INSTRUCTIONS TO FOLLOW – Output every line below exactly, please, omitting pictures.

Saved entries:
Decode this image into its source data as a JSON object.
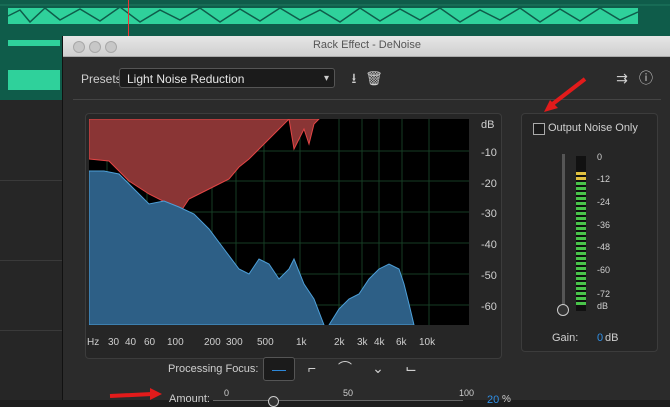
{
  "dialog": {
    "title": "Rack Effect - DeNoise"
  },
  "presets": {
    "label": "Presets:",
    "selected": "Light Noise Reduction",
    "save_icon": "download-icon",
    "delete_icon": "trash-icon",
    "routing_icon": "routing-icon",
    "info_icon": "info-icon"
  },
  "graph": {
    "y_labels": [
      "dB",
      "-10",
      "-20",
      "-30",
      "-40",
      "-50",
      "-60"
    ],
    "x_labels": [
      "Hz",
      "30",
      "40",
      "60",
      "100",
      "200",
      "300",
      "500",
      "1k",
      "2k",
      "3k",
      "4k",
      "6k",
      "10k"
    ],
    "colors": {
      "noise": "#8a3535",
      "signal": "#3d7fae"
    }
  },
  "output": {
    "checkbox_label": "Output Noise Only",
    "checked": false,
    "meter_labels": [
      "0",
      "-12",
      "-24",
      "-36",
      "-48",
      "-60",
      "-72",
      "dB"
    ],
    "gain_label": "Gain:",
    "gain_value": "0",
    "gain_unit": "dB"
  },
  "processing": {
    "label": "Processing Focus:",
    "buttons": [
      "focus-all-icon",
      "focus-low-icon",
      "focus-mid-icon",
      "focus-notch-icon",
      "focus-high-icon"
    ]
  },
  "amount": {
    "label": "Amount:",
    "ticks": [
      "0",
      "50",
      "100"
    ],
    "value": "20",
    "unit": "%"
  }
}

RESULT OF THE TASK –
Decode this image into its source data as a JSON object.
{
  "dialog": {
    "title": "Rack Effect - DeNoise"
  },
  "presets": {
    "label": "Presets:",
    "selected": "Light Noise Reduction",
    "save_icon": "download-icon",
    "delete_icon": "trash-icon",
    "routing_icon": "routing-icon",
    "info_icon": "info-icon"
  },
  "graph": {
    "y_labels": [
      "dB",
      "-10",
      "-20",
      "-30",
      "-40",
      "-50",
      "-60"
    ],
    "x_labels": [
      "Hz",
      "30",
      "40",
      "60",
      "100",
      "200",
      "300",
      "500",
      "1k",
      "2k",
      "3k",
      "4k",
      "6k",
      "10k"
    ],
    "colors": {
      "noise": "#8a3535",
      "signal": "#3d7fae"
    }
  },
  "output": {
    "checkbox_label": "Output Noise Only",
    "checked": false,
    "meter_labels": [
      "0",
      "-12",
      "-24",
      "-36",
      "-48",
      "-60",
      "-72",
      "dB"
    ],
    "gain_label": "Gain:",
    "gain_value": "0",
    "gain_unit": "dB"
  },
  "processing": {
    "label": "Processing Focus:",
    "buttons": [
      "focus-all-icon",
      "focus-low-icon",
      "focus-mid-icon",
      "focus-notch-icon",
      "focus-high-icon"
    ]
  },
  "amount": {
    "label": "Amount:",
    "ticks": [
      "0",
      "50",
      "100"
    ],
    "value": "20",
    "unit": "%"
  }
}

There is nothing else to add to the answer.